REQUIRED WORK: An exact reproduction of the data below is expected, free of images.

DATA EXTRACT section start

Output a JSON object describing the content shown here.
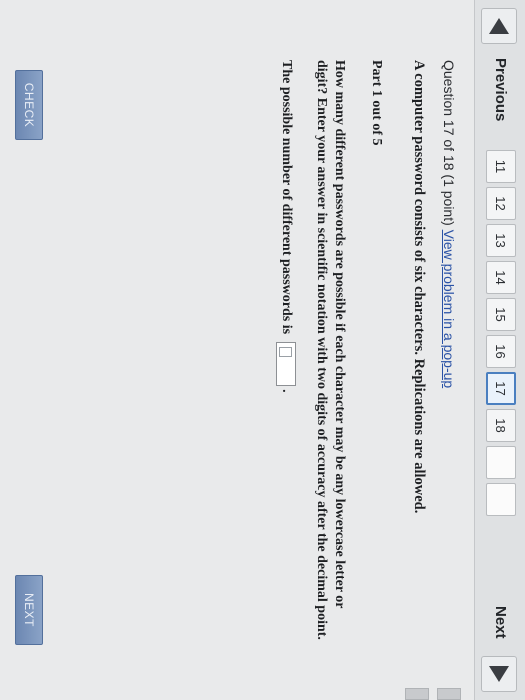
{
  "nav": {
    "previous_label": "Previous",
    "next_label": "Next",
    "tabs": [
      "11",
      "12",
      "13",
      "14",
      "15",
      "16",
      "17",
      "18",
      "",
      ""
    ],
    "current_tab": "17"
  },
  "question": {
    "header_prefix": "Question 17 of 18 (1 point)",
    "popup_link": "View problem in a pop-up",
    "statement": "A computer password consists of six characters. Replications are allowed.",
    "part": "Part 1 out of 5",
    "prompt": "How many different passwords are possible if each character may be any lowercase letter or digit? Enter your answer in scientific notation with two digits of accuracy after the decimal point.",
    "answer_label": "The possible number of different passwords is",
    "answer_value": "",
    "period": "."
  },
  "buttons": {
    "check_label": "CHECK",
    "next_label": "NEXT"
  },
  "colors": {
    "link": "#2a52a6",
    "button": "#6c87b2",
    "current_tab_border": "#4a7fc0"
  }
}
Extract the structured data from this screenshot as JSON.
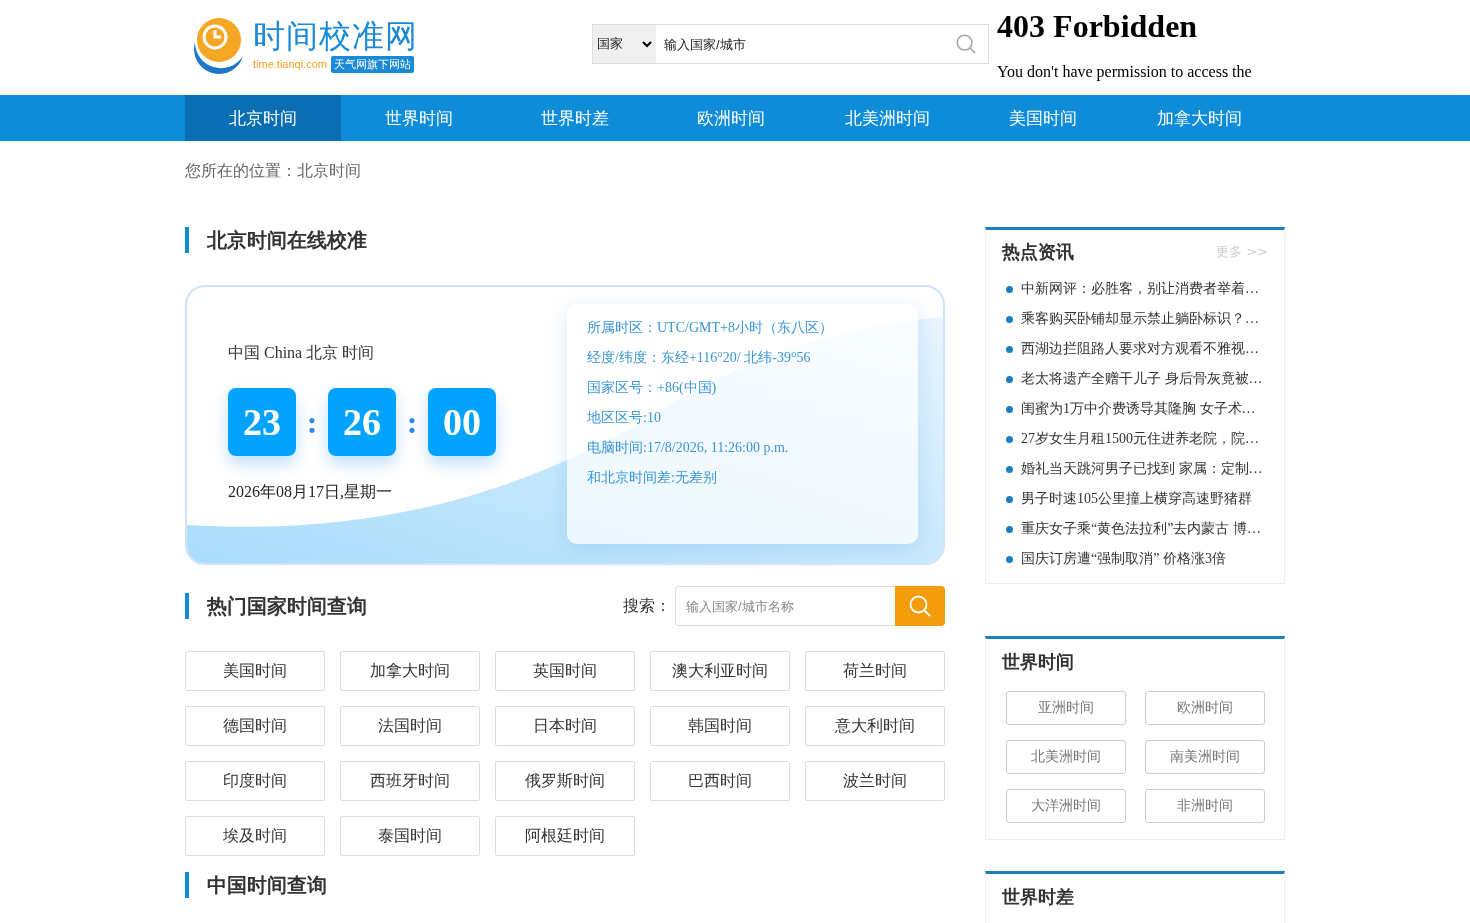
{
  "header": {
    "logo": {
      "name": "时间校准网",
      "domain": "time.tianqi.com",
      "tagline": "天气网旗下网站"
    },
    "search": {
      "select": "国家",
      "placeholder": "输入国家/城市"
    },
    "error_frame": {
      "title": "403 Forbidden",
      "message": "You don't have permission to access the"
    }
  },
  "nav": [
    {
      "label": "北京时间",
      "selected": true
    },
    {
      "label": "世界时间",
      "selected": false
    },
    {
      "label": "世界时差",
      "selected": false
    },
    {
      "label": "欧洲时间",
      "selected": false
    },
    {
      "label": "北美洲时间",
      "selected": false
    },
    {
      "label": "美国时间",
      "selected": false
    },
    {
      "label": "加拿大时间",
      "selected": false
    }
  ],
  "breadcrumb": "您所在的位置：北京时间",
  "clock_section": {
    "title": "北京时间在线校准",
    "location": "中国 China 北京 时间",
    "digits": [
      "23",
      "26",
      "00"
    ],
    "separators": [
      ":",
      ":"
    ],
    "date": "2026年08月17日,星期一",
    "info": [
      "所属时区：UTC/GMT+8小时（东八区）",
      "经度/纬度：东经+116°20/ 北纬-39°56",
      "国家区号：+86(中国)",
      "地区区号:10",
      "电脑时间:17/8/2026, 11:26:00 p.m.",
      "和北京时间差:无差别"
    ]
  },
  "hot_countries": {
    "title": "热门国家时间查询",
    "search_label": "搜索：",
    "search_placeholder": "输入国家/城市名称",
    "buttons": [
      "美国时间",
      "加拿大时间",
      "英国时间",
      "澳大利亚时间",
      "荷兰时间",
      "德国时间",
      "法国时间",
      "日本时间",
      "韩国时间",
      "意大利时间",
      "印度时间",
      "西班牙时间",
      "俄罗斯时间",
      "巴西时间",
      "波兰时间",
      "埃及时间",
      "泰国时间",
      "阿根廷时间"
    ]
  },
  "china_section": {
    "title": "中国时间查询"
  },
  "sidebar": {
    "news": {
      "title": "热点资讯",
      "more": "更多 >>",
      "items": [
        "中新网评：必胜客，别让消费者举着…",
        "乘客购买卧铺却显示禁止躺卧标识？…",
        "西湖边拦阻路人要求对方观看不雅视…",
        "老太将遗产全赠干儿子 身后骨灰竟被…",
        "闺蜜为1万中介费诱导其隆胸 女子术…",
        "27岁女生月租1500元住进养老院，院…",
        "婚礼当天跳河男子已找到 家属：定制…",
        "男子时速105公里撞上横穿高速野猪群",
        "重庆女子乘“黄色法拉利”去内蒙古 博…",
        "国庆订房遭“强制取消” 价格涨3倍"
      ]
    },
    "world_time": {
      "title": "世界时间",
      "buttons": [
        "亚洲时间",
        "欧洲时间",
        "北美洲时间",
        "南美洲时间",
        "大洋洲时间",
        "非洲时间"
      ]
    },
    "world_diff": {
      "title": "世界时差"
    }
  }
}
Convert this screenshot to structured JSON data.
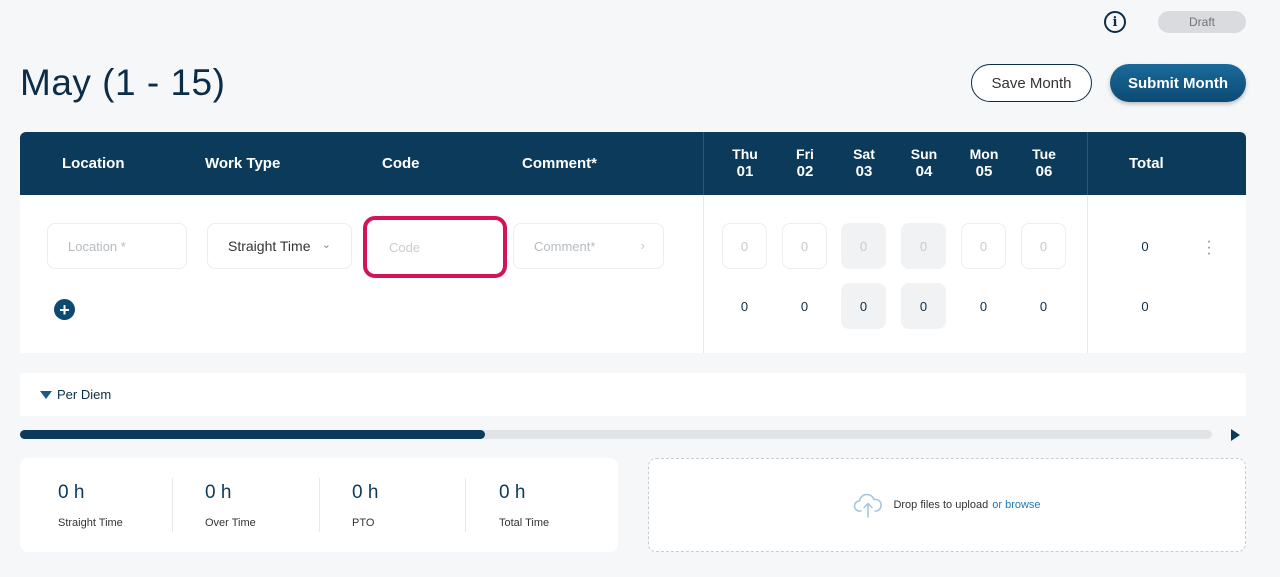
{
  "header": {
    "status_badge": "Draft",
    "title": "May (1 - 15)",
    "save_label": "Save Month",
    "submit_label": "Submit Month"
  },
  "table": {
    "columns": [
      "Location",
      "Work Type",
      "Code",
      "Comment*"
    ],
    "days": [
      {
        "dow": "Thu",
        "num": "01"
      },
      {
        "dow": "Fri",
        "num": "02"
      },
      {
        "dow": "Sat",
        "num": "03"
      },
      {
        "dow": "Sun",
        "num": "04"
      },
      {
        "dow": "Mon",
        "num": "05"
      },
      {
        "dow": "Tue",
        "num": "06"
      }
    ],
    "total_label": "Total"
  },
  "row": {
    "location_placeholder": "Location *",
    "work_type": "Straight Time",
    "code_placeholder": "Code",
    "comment_placeholder": "Comment*",
    "day_values": [
      "0",
      "0",
      "0",
      "0",
      "0",
      "0"
    ],
    "row_total": "0"
  },
  "day_totals": [
    "0",
    "0",
    "0",
    "0",
    "0",
    "0"
  ],
  "grand_total": "0",
  "per_diem_label": "Per Diem",
  "summary": [
    {
      "value": "0 h",
      "label": "Straight Time"
    },
    {
      "value": "0 h",
      "label": "Over Time"
    },
    {
      "value": "0 h",
      "label": "PTO"
    },
    {
      "value": "0 h",
      "label": "Total Time"
    }
  ],
  "upload": {
    "text": "Drop files to upload",
    "browse": "or browse"
  },
  "scroll_fraction": 0.39,
  "colors": {
    "header_bg": "#0c3a5a",
    "accent": "#0c4a73",
    "highlight": "#d4145a"
  }
}
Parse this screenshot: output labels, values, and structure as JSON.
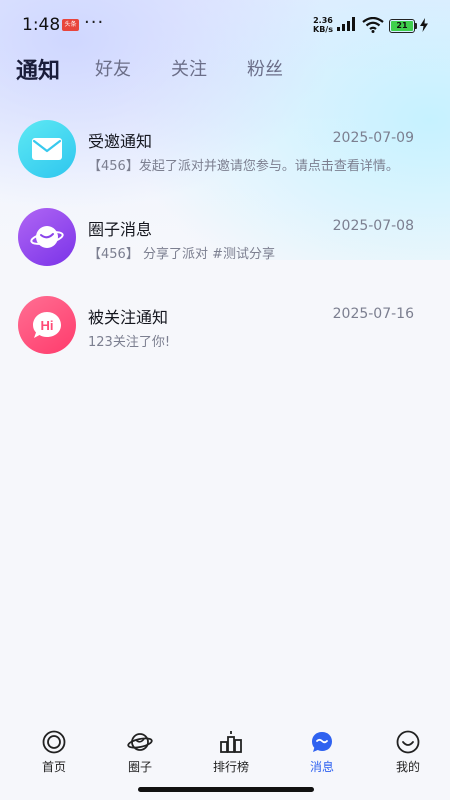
{
  "status_bar": {
    "time": "1:48",
    "badge": "头条",
    "dots": "···",
    "net_speed_value": "2.36",
    "net_speed_unit": "KB/s",
    "battery": "21"
  },
  "tabs": [
    {
      "label": "通知",
      "active": true
    },
    {
      "label": "好友",
      "active": false
    },
    {
      "label": "关注",
      "active": false
    },
    {
      "label": "粉丝",
      "active": false
    }
  ],
  "notifications": [
    {
      "icon": "mail-icon",
      "title": "受邀通知",
      "date": "2025-07-09",
      "preview": "【456】发起了派对并邀请您参与。请点击查看详情。"
    },
    {
      "icon": "circle-planet-icon",
      "title": "圈子消息",
      "date": "2025-07-08",
      "preview": "【456】 分享了派对 #测试分享"
    },
    {
      "icon": "hi-bubble-icon",
      "title": "被关注通知",
      "date": "2025-07-16",
      "preview": "123关注了你!"
    }
  ],
  "bottom_nav": [
    {
      "label": "首页",
      "icon": "home-icon",
      "active": false
    },
    {
      "label": "圈子",
      "icon": "planet-icon",
      "active": false
    },
    {
      "label": "排行榜",
      "icon": "ranking-icon",
      "active": false
    },
    {
      "label": "消息",
      "icon": "message-icon",
      "active": true
    },
    {
      "label": "我的",
      "icon": "profile-icon",
      "active": false
    }
  ],
  "colors": {
    "accent": "#2f62f0",
    "mail_avatar": "#2ec6ee",
    "circle_avatar": "#7a33e8",
    "hi_avatar": "#ff3b6c"
  }
}
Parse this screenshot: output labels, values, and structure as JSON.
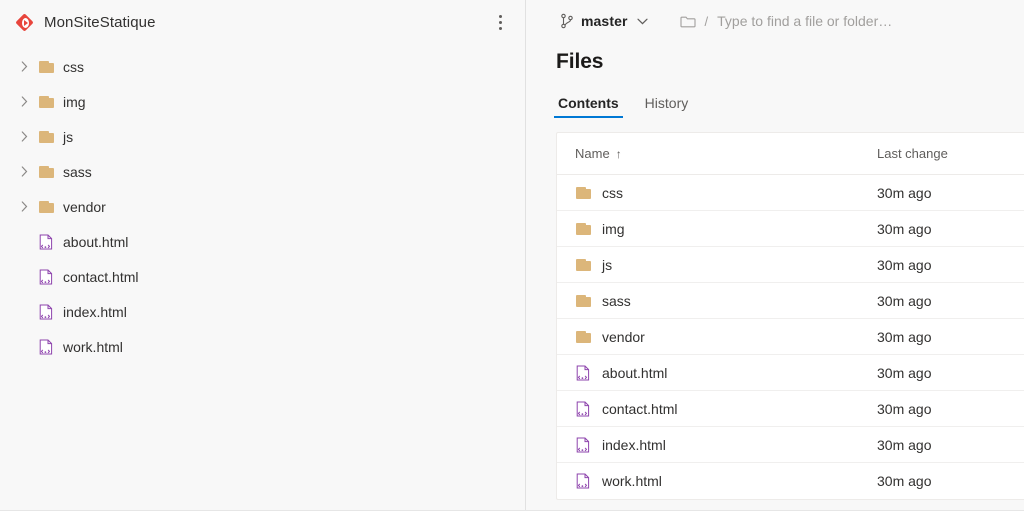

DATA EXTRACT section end

REPLY:
Output a JSON object describing the content shown here.
{
  "nav": {
    "previous_label": "Previous",
    "next_label": "Next",
    "tabs": [
      "11",
      "12",
      "13",
      "14",
      "15",
      "16",
      "17",
      "18",
      "",
      ""
    ],
    "current_tab": "17"
  },
  "question": {
    "header_prefix": "Question 17 of 18 (1 point)",
    "popup_link": "View problem in a pop-up",
    "statement": "A computer password consists of six characters. Replications are allowed.",
    "part": "Part 1 out of 5",
    "prompt": "How many different passwords are possible if each character may be any lowercase letter or digit? Enter your answer in scientific notation with two digits of accuracy after the decimal point.",
    "answer_label": "The possible number of different passwords is",
    "answer_value": "",
    "period": "."
  },
  "buttons": {
    "check_label": "CHECK",
    "next_label": "NEXT"
  },
  "colors": {
    "link": "#2a52a6",
    "button": "#6c87b2",
    "current_tab_border": "#4a7fc0"
  }
}
Extract the structured data from this screenshot as JSON.
{
  "header": {
    "logo": {
      "name": "时间校准网",
      "domain": "time.tianqi.com",
      "tagline": "天气网旗下网站"
    },
    "search": {
      "select": "国家",
      "placeholder": "输入国家/城市"
    },
    "error_frame": {
      "title": "403 Forbidden",
      "message": "You don't have permission to access the"
    }
  },
  "nav": [
    {
      "label": "北京时间",
      "selected": true
    },
    {
      "label": "世界时间",
      "selected": false
    },
    {
      "label": "世界时差",
      "selected": false
    },
    {
      "label": "欧洲时间",
      "selected": false
    },
    {
      "label": "北美洲时间",
      "selected": false
    },
    {
      "label": "美国时间",
      "selected": false
    },
    {
      "label": "加拿大时间",
      "selected": false
    }
  ],
  "breadcrumb": "您所在的位置：北京时间",
  "clock_section": {
    "title": "北京时间在线校准",
    "location": "中国 China 北京 时间",
    "digits": [
      "23",
      "26",
      "00"
    ],
    "separators": [
      ":",
      ":"
    ],
    "date": "2026年08月17日,星期一",
    "info": [
      "所属时区：UTC/GMT+8小时（东八区）",
      "经度/纬度：东经+116°20/ 北纬-39°56",
      "国家区号：+86(中国)",
      "地区区号:10",
      "电脑时间:17/8/2026, 11:26:00 p.m.",
      "和北京时间差:无差别"
    ]
  },
  "hot_countries": {
    "title": "热门国家时间查询",
    "search_label": "搜索：",
    "search_placeholder": "输入国家/城市名称",
    "buttons": [
      "美国时间",
      "加拿大时间",
      "英国时间",
      "澳大利亚时间",
      "荷兰时间",
      "德国时间",
      "法国时间",
      "日本时间",
      "韩国时间",
      "意大利时间",
      "印度时间",
      "西班牙时间",
      "俄罗斯时间",
      "巴西时间",
      "波兰时间",
      "埃及时间",
      "泰国时间",
      "阿根廷时间"
    ]
  },
  "china_section": {
    "title": "中国时间查询"
  },
  "sidebar": {
    "news": {
      "title": "热点资讯",
      "more": "更多 >>",
      "items": [
        "中新网评：必胜客，别让消费者举着…",
        "乘客购买卧铺却显示禁止躺卧标识？…",
        "西湖边拦阻路人要求对方观看不雅视…",
        "老太将遗产全赠干儿子 身后骨灰竟被…",
        "闺蜜为1万中介费诱导其隆胸 女子术…",
        "27岁女生月租1500元住进养老院，院…",
        "婚礼当天跳河男子已找到 家属：定制…",
        "男子时速105公里撞上横穿高速野猪群",
        "重庆女子乘“黄色法拉利”去内蒙古 博…",
        "国庆订房遭“强制取消” 价格涨3倍"
      ]
    },
    "world_time": {
      "title": "世界时间",
      "buttons": [
        "亚洲时间",
        "欧洲时间",
        "北美洲时间",
        "南美洲时间",
        "大洋洲时间",
        "非洲时间"
      ]
    },
    "world_diff": {
      "title": "世界时差"
    }
  }
}
Convert this screenshot to structured JSON data.
{
  "header": {
    "status_badge": "Draft",
    "title": "May (1 - 15)",
    "save_label": "Save Month",
    "submit_label": "Submit Month"
  },
  "table": {
    "columns": [
      "Location",
      "Work Type",
      "Code",
      "Comment*"
    ],
    "days": [
      {
        "dow": "Thu",
        "num": "01"
      },
      {
        "dow": "Fri",
        "num": "02"
      },
      {
        "dow": "Sat",
        "num": "03"
      },
      {
        "dow": "Sun",
        "num": "04"
      },
      {
        "dow": "Mon",
        "num": "05"
      },
      {
        "dow": "Tue",
        "num": "06"
      }
    ],
    "total_label": "Total"
  },
  "row": {
    "location_placeholder": "Location *",
    "work_type": "Straight Time",
    "code_placeholder": "Code",
    "comment_placeholder": "Comment*",
    "day_values": [
      "0",
      "0",
      "0",
      "0",
      "0",
      "0"
    ],
    "row_total": "0"
  },
  "day_totals": [
    "0",
    "0",
    "0",
    "0",
    "0",
    "0"
  ],
  "grand_total": "0",
  "per_diem_label": "Per Diem",
  "summary": [
    {
      "value": "0 h",
      "label": "Straight Time"
    },
    {
      "value": "0 h",
      "label": "Over Time"
    },
    {
      "value": "0 h",
      "label": "PTO"
    },
    {
      "value": "0 h",
      "label": "Total Time"
    }
  ],
  "upload": {
    "text": "Drop files to upload",
    "browse": "or browse"
  },
  "scroll_fraction": 0.39,
  "colors": {
    "header_bg": "#0c3a5a",
    "accent": "#0c4a73",
    "highlight": "#d4145a"
  }
}
Parse this screenshot: output labels, values, and structure as JSON.
{
  "status_bar": {
    "time": "1:48",
    "badge": "头条",
    "dots": "···",
    "net_speed_value": "2.36",
    "net_speed_unit": "KB/s",
    "battery": "21"
  },
  "tabs": [
    {
      "label": "通知",
      "active": true
    },
    {
      "label": "好友",
      "active": false
    },
    {
      "label": "关注",
      "active": false
    },
    {
      "label": "粉丝",
      "active": false
    }
  ],
  "notifications": [
    {
      "icon": "mail-icon",
      "title": "受邀通知",
      "date": "2025-07-09",
      "preview": "【456】发起了派对并邀请您参与。请点击查看详情。"
    },
    {
      "icon": "circle-planet-icon",
      "title": "圈子消息",
      "date": "2025-07-08",
      "preview": "【456】 分享了派对 #测试分享"
    },
    {
      "icon": "hi-bubble-icon",
      "title": "被关注通知",
      "date": "2025-07-16",
      "preview": "123关注了你!"
    }
  ],
  "bottom_nav": [
    {
      "label": "首页",
      "icon": "home-icon",
      "active": false
    },
    {
      "label": "圈子",
      "icon": "planet-icon",
      "active": false
    },
    {
      "label": "排行榜",
      "icon": "ranking-icon",
      "active": false
    },
    {
      "label": "消息",
      "icon": "message-icon",
      "active": true
    },
    {
      "label": "我的",
      "icon": "profile-icon",
      "active": false
    }
  ],
  "colors": {
    "accent": "#2f62f0",
    "mail_avatar": "#2ec6ee",
    "circle_avatar": "#7a33e8",
    "hi_avatar": "#ff3b6c"
  }
}
Parse this screenshot: output labels, values, and structure as JSON.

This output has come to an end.